This short book concludes with a chapter of fragmentary jottings which are in every sense the most affecting part of the book. The broken phrases and quotes show a mind that thinks deeply, still questioning, still at work and debating until the very last. This is despite of "Chemo-brain. Dull, stuporous" and fears that this "lavish torture is only the prelude to a gruesome execution". Hitchens also brilliantly unearths a quote from Saul Bellow which argues with simple insight that "death is the dark backing that a mirror needs if we are able to see anything". Christopher Eric Hitchens was a man who did his fair share of seeing not least on his many travels to chart despotism and dictatorship and to rally against it with clarity not heard since George Orwell. He also always had the right words even when he was fundamentally wrong and the best of his writings are furiously brilliant, deserving the widest readership whether you agree with him or not. Hitchens died on 15th December 2011, and this the book concludes with a tender "Afterword" from his widow Carol Blue. At one point in "Mortality" the author quotes Horace Mann's observation that "Until you have done something for humanity you should be ashamed to die". In the case of the sadly lamented and much missed Christopher Hitchens there was no need to worry about this, you did more than enough.

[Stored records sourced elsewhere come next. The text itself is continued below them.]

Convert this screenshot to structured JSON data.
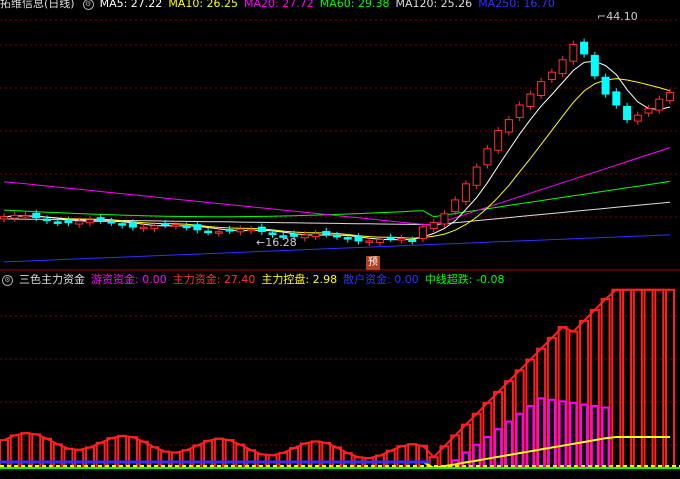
{
  "top_panel": {
    "title": "拓维信息(日线)",
    "indicators": [
      {
        "label": "MA5: 27.22",
        "color": "#ffffff"
      },
      {
        "label": "MA10: 26.25",
        "color": "#ffff00"
      },
      {
        "label": "MA20: 27.72",
        "color": "#ff00ff"
      },
      {
        "label": "MA60: 29.38",
        "color": "#00ff00"
      },
      {
        "label": "MA120: 25.26",
        "color": "#dddddd"
      },
      {
        "label": "MA250: 16.70",
        "color": "#3030ff"
      }
    ],
    "high_label": "44.10",
    "low_label": "16.28",
    "forecast_badge": "预"
  },
  "bottom_panel": {
    "title": "三色主力资金",
    "indicators": [
      {
        "label": "游资资金: 0.00",
        "color": "#ff00ff"
      },
      {
        "label": "主力资金: 27.40",
        "color": "#ff3030"
      },
      {
        "label": "主力控盘: 2.98",
        "color": "#ffff00"
      },
      {
        "label": "散户资金: 0.00",
        "color": "#3030ff"
      },
      {
        "label": "中线超跌: -0.08",
        "color": "#00ff00"
      }
    ]
  },
  "colors": {
    "up": "#ff3030",
    "down": "#00ffff",
    "background": "#000000",
    "grid": "#800000"
  }
}
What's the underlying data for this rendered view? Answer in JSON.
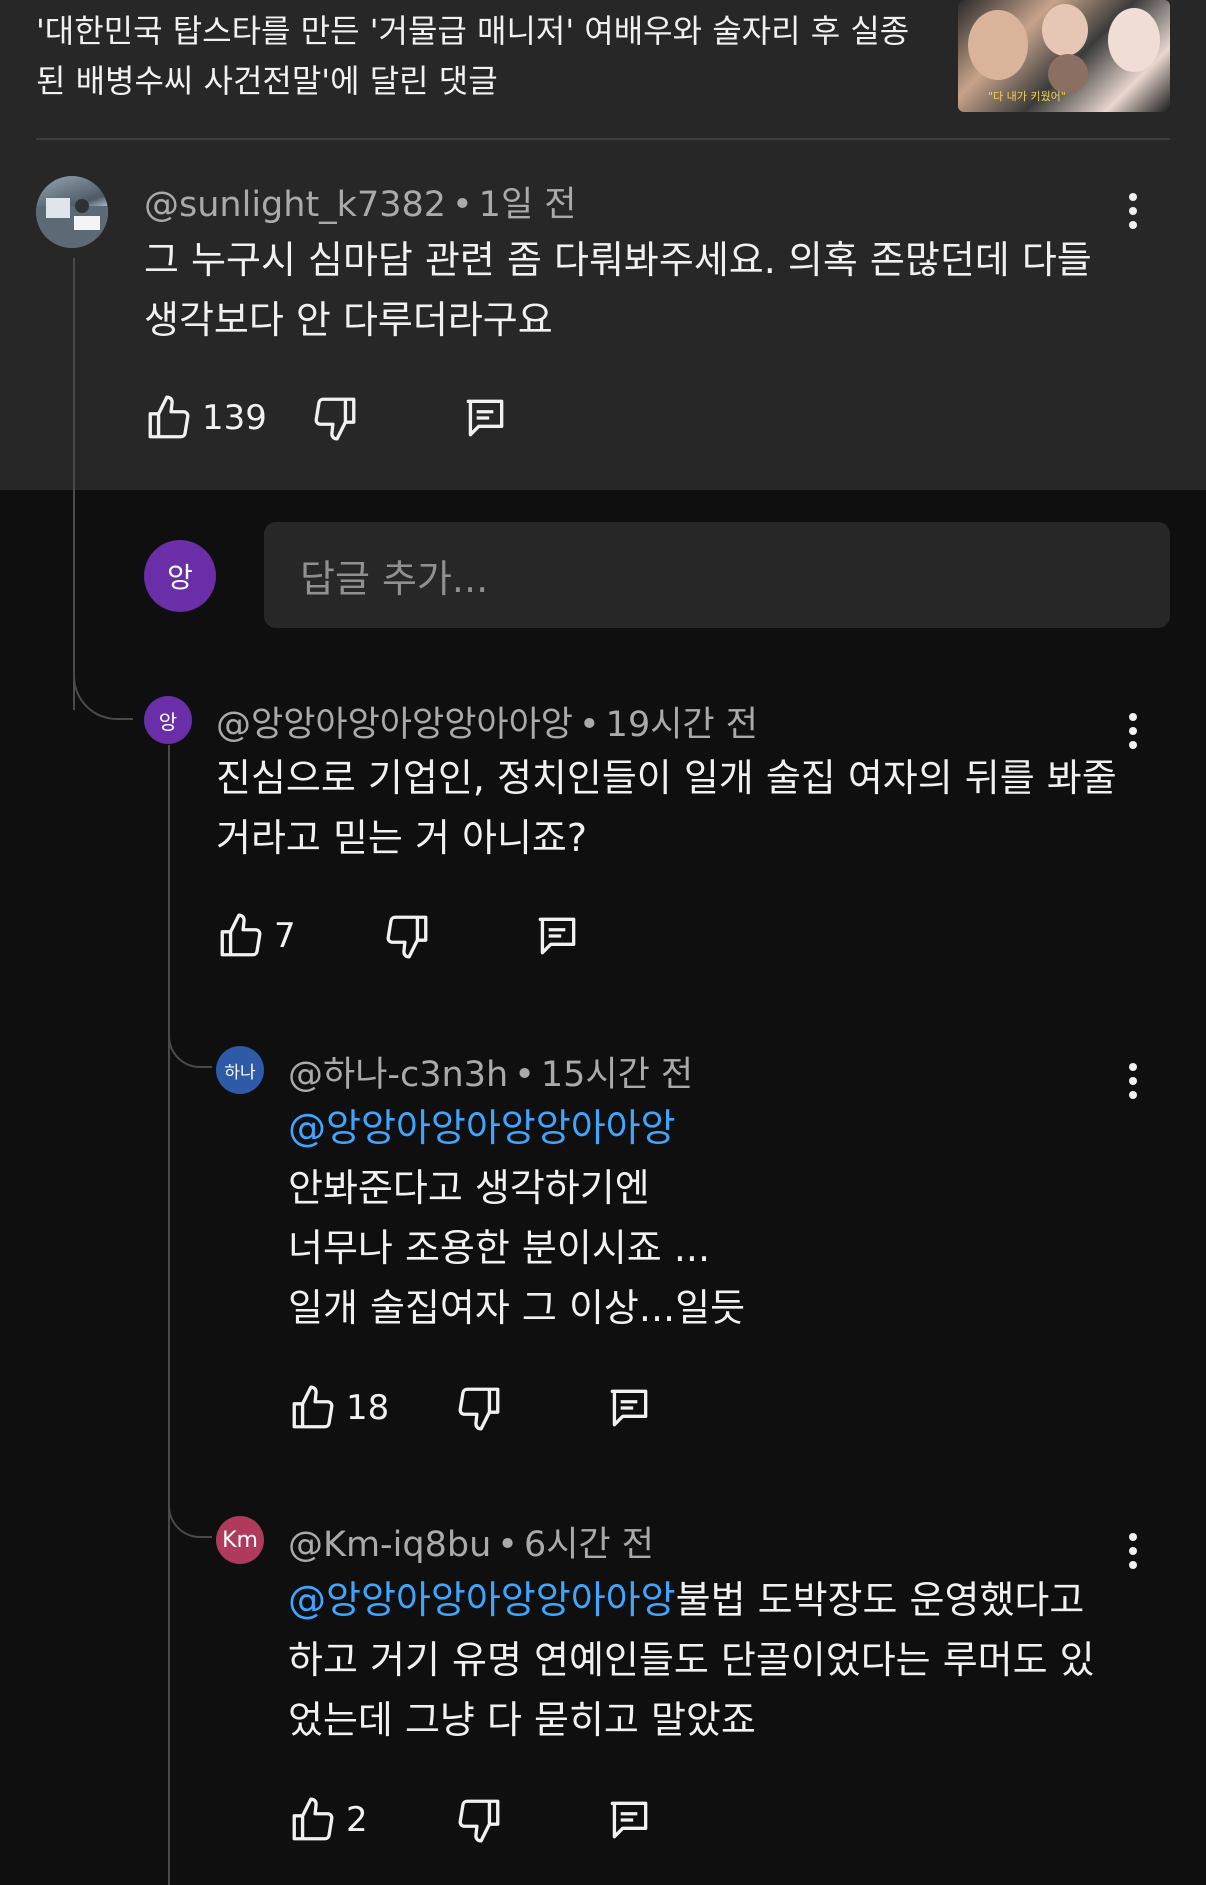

Honestly, I feel bad docking the author's review on this...he wrote a great article. But I wish another reviewer had done the same and had pointed out the length (they may have more recently; I checked the reviews shortly after the book came out and didn't recheck before buying). I would not have bought the book had I noted the length - my mistake but I just didn't think a major publisher would do such a thing. I won't do it again.
To anyone wanting to read Mortality - it's touching and brilliant and deeply honest. A great read. But don't get the kindle edition!